Copy every line in the records below that contains the word "role".
········
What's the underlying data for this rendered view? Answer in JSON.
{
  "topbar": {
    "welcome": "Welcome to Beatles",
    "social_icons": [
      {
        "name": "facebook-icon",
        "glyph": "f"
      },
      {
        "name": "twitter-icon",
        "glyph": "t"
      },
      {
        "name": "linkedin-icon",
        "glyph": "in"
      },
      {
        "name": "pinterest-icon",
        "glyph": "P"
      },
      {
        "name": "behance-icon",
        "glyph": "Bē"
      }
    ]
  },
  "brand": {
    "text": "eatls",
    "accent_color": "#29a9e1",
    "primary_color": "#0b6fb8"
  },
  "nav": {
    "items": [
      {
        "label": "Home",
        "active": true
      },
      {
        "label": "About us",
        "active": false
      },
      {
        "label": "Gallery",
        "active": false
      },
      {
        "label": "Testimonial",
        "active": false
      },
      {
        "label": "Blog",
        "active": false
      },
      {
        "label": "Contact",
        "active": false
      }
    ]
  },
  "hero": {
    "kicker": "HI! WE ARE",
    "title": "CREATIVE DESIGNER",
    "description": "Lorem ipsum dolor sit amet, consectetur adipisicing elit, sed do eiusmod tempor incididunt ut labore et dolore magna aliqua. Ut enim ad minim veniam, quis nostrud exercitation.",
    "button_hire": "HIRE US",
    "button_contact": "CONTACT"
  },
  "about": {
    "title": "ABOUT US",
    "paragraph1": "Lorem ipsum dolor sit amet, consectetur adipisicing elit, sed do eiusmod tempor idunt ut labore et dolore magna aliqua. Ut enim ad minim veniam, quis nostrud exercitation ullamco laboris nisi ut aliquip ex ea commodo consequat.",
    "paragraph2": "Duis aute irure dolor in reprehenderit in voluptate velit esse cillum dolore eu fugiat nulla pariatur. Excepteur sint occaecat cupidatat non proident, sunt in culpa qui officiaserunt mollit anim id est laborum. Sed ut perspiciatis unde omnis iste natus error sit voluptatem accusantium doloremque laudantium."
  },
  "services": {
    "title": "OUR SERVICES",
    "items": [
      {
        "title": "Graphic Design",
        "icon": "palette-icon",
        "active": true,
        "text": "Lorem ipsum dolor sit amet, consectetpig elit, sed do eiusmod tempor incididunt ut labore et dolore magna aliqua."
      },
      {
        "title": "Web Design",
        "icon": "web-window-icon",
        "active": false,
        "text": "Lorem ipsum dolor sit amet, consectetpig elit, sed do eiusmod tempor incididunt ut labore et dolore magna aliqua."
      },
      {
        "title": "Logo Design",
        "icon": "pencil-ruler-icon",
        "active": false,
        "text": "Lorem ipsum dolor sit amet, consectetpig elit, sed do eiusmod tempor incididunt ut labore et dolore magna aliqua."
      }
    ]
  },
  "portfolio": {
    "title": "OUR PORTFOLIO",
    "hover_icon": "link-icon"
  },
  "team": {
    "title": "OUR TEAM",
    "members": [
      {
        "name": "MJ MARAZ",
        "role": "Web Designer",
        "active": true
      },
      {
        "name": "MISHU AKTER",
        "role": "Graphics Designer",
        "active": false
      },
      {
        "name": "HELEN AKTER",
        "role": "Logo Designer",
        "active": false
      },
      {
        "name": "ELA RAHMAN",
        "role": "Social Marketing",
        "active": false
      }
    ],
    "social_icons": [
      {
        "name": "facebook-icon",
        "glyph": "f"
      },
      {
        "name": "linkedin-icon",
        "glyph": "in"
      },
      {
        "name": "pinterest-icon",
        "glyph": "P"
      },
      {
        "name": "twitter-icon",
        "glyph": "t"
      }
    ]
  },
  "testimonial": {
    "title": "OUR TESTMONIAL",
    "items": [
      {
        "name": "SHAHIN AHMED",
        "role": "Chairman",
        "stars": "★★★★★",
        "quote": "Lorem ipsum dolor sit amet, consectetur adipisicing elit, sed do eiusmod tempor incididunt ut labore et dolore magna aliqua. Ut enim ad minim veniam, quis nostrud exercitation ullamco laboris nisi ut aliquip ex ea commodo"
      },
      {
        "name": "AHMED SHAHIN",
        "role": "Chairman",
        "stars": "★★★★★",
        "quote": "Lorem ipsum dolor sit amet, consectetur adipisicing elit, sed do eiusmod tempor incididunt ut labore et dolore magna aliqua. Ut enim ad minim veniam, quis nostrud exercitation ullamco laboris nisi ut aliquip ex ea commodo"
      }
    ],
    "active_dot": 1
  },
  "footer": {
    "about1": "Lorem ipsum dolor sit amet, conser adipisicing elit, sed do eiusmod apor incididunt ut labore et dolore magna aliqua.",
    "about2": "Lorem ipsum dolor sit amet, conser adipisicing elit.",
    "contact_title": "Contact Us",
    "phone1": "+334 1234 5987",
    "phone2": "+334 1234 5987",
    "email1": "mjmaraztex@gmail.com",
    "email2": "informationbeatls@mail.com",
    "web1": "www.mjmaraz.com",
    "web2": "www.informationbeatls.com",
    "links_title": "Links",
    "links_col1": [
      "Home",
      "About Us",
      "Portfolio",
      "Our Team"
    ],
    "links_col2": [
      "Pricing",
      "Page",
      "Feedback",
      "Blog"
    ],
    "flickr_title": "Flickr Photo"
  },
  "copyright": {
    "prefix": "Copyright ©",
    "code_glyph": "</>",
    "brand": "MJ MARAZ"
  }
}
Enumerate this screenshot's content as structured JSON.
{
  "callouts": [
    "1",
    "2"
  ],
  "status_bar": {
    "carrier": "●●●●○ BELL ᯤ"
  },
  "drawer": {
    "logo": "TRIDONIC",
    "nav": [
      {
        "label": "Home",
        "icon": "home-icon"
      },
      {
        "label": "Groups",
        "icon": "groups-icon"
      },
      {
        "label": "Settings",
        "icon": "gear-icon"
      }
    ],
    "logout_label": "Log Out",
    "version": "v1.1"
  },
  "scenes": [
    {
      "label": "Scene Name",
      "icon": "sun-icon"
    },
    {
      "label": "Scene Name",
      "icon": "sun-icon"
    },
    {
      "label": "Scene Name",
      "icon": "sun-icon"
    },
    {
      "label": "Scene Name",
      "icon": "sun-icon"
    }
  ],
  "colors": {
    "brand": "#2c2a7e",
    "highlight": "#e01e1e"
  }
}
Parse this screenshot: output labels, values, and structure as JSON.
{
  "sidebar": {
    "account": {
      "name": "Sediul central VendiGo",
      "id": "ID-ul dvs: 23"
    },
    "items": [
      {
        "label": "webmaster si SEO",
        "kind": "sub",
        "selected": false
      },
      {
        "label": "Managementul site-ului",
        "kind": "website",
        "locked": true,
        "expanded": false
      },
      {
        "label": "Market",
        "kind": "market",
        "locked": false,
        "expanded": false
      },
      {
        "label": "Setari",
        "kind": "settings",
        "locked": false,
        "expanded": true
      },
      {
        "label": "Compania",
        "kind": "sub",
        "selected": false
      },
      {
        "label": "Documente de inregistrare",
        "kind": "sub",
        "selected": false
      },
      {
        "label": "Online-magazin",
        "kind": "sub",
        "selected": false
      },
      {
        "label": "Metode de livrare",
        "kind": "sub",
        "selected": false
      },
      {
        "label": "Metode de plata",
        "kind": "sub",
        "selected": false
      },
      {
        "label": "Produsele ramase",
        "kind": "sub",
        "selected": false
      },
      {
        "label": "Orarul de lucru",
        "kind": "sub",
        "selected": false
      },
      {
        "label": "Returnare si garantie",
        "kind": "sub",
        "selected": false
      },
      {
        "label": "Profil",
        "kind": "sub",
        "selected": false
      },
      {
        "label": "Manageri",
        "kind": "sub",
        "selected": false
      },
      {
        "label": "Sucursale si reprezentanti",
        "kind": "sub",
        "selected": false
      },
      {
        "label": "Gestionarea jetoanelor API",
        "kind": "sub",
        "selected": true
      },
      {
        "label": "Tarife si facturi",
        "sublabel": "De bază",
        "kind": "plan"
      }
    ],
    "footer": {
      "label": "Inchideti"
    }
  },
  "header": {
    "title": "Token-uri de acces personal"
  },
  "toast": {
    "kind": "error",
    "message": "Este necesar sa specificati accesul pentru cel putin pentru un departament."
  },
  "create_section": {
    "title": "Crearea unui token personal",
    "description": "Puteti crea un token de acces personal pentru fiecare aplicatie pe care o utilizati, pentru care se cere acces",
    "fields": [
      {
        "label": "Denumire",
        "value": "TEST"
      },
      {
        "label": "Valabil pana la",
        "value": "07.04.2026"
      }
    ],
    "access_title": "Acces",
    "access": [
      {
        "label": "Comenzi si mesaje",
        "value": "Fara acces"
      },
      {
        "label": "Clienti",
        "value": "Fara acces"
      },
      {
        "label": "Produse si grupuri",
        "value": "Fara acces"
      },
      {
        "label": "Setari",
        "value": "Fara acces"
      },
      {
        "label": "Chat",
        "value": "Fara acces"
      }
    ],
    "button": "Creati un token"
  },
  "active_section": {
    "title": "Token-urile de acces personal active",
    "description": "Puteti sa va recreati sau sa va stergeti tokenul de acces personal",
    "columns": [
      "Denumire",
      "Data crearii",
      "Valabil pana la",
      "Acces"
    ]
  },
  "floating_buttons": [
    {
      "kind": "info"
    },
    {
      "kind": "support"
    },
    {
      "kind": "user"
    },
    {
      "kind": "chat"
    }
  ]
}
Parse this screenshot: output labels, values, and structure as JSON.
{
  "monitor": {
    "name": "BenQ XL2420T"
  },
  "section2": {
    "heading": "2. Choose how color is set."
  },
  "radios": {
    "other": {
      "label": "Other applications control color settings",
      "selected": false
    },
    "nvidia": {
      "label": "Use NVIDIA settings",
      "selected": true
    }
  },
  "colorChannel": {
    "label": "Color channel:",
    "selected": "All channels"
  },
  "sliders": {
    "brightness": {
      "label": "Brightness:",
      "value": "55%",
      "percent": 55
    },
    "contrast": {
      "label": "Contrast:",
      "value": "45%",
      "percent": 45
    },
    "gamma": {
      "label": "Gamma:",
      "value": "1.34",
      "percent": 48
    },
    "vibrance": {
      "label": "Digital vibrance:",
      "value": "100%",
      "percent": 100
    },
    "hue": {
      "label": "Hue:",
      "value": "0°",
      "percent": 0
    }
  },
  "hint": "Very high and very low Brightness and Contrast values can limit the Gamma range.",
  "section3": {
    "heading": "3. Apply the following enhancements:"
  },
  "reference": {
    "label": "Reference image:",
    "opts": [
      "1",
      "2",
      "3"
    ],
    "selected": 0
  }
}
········
#### [Answer to this problem]
        "role": "Web Designer",
        "role": "Graphics Designer",
        "role": "Logo Designer",
        "role": "Social Marketing",
        "role": "Chairman",
        "role": "Chairman",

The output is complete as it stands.